» **PROBLEM DETAILS**
Repeat all of the records word for word, but skip any picture.

» **Records from a data collection**
━━━━━━━━━━

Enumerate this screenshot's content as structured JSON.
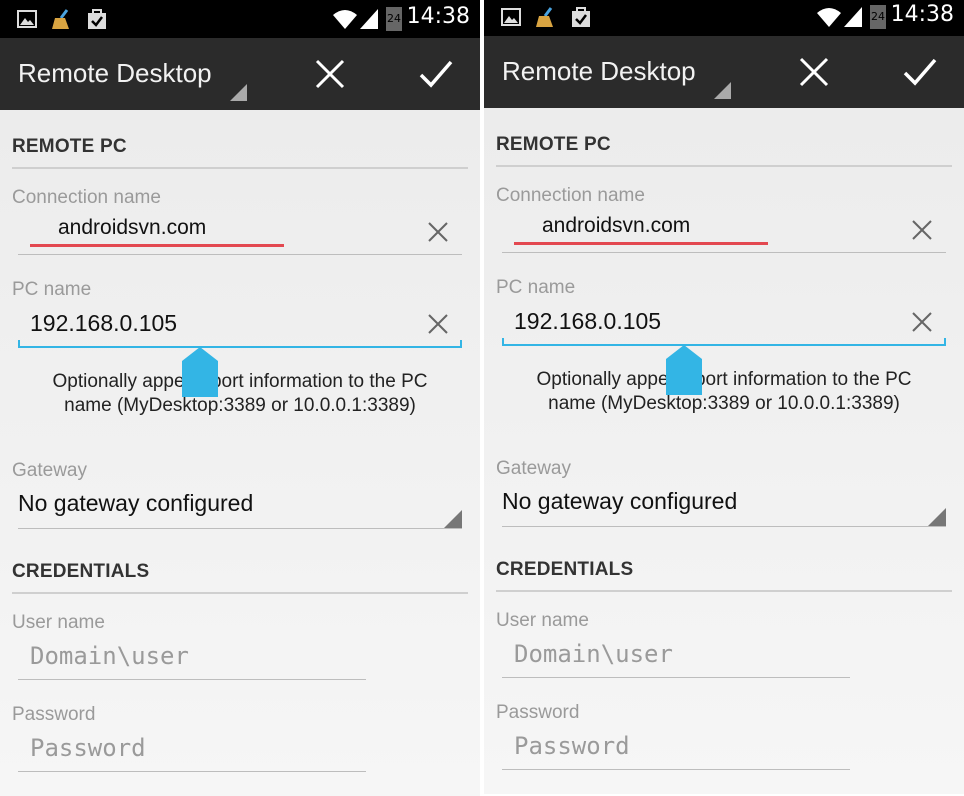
{
  "status": {
    "time": "14:38",
    "sim_badge": "24"
  },
  "actionbar": {
    "title": "Remote Desktop"
  },
  "form": {
    "section_remote": "REMOTE PC",
    "connection_label": "Connection name",
    "connection_value": "androidsvn.com",
    "pc_label": "PC name",
    "pc_value": "192.168.0.105",
    "hint": "Optionally append port information to the PC name (MyDesktop:3389 or 10.0.0.1:3389)",
    "gateway_label": "Gateway",
    "gateway_value": "No gateway configured",
    "section_credentials": "CREDENTIALS",
    "user_label": "User name",
    "user_placeholder": "Domain\\user",
    "password_label": "Password",
    "password_placeholder": "Password"
  },
  "colors": {
    "accent": "#33b5e5",
    "error_underline": "#e34850",
    "actionbar": "#2b2b2b",
    "statusbar": "#000000"
  },
  "icons": [
    "gallery-icon",
    "cleaner-broom-icon",
    "bag-check-icon",
    "wifi-icon",
    "signal-icon",
    "sim-icon",
    "close-icon",
    "check-icon",
    "clear-text-icon",
    "selection-handle-icon",
    "dropdown-triangle-icon"
  ]
}
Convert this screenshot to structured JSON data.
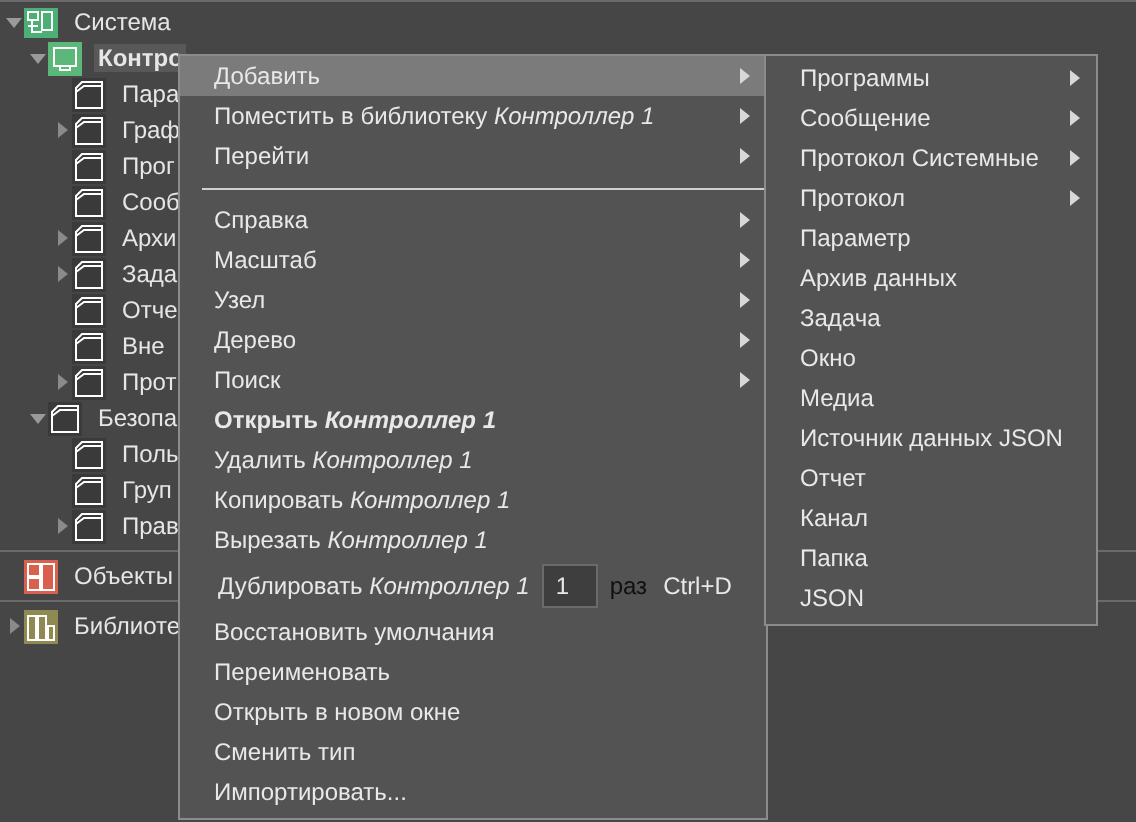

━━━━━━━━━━

» **SOLUTION FOR THIS PROBLEM**
Enumerate this screenshot's content as structured JSON.
{
  "status": {
    "time": "14:38",
    "sim_badge": "24"
  },
  "actionbar": {
    "title": "Remote Desktop"
  },
  "form": {
    "section_remote": "REMOTE PC",
    "connection_label": "Connection name",
    "connection_value": "androidsvn.com",
    "pc_label": "PC name",
    "pc_value": "192.168.0.105",
    "hint": "Optionally append port information to the PC name (MyDesktop:3389 or 10.0.0.1:3389)",
    "gateway_label": "Gateway",
    "gateway_value": "No gateway configured",
    "section_credentials": "CREDENTIALS",
    "user_label": "User name",
    "user_placeholder": "Domain\\user",
    "password_label": "Password",
    "password_placeholder": "Password"
  },
  "colors": {
    "accent": "#33b5e5",
    "error_underline": "#e34850",
    "actionbar": "#2b2b2b",
    "statusbar": "#000000"
  },
  "icons": [
    "gallery-icon",
    "cleaner-broom-icon",
    "bag-check-icon",
    "wifi-icon",
    "signal-icon",
    "sim-icon",
    "close-icon",
    "check-icon",
    "clear-text-icon",
    "selection-handle-icon",
    "dropdown-triangle-icon"
  ]
}
Convert this screenshot to structured JSON data.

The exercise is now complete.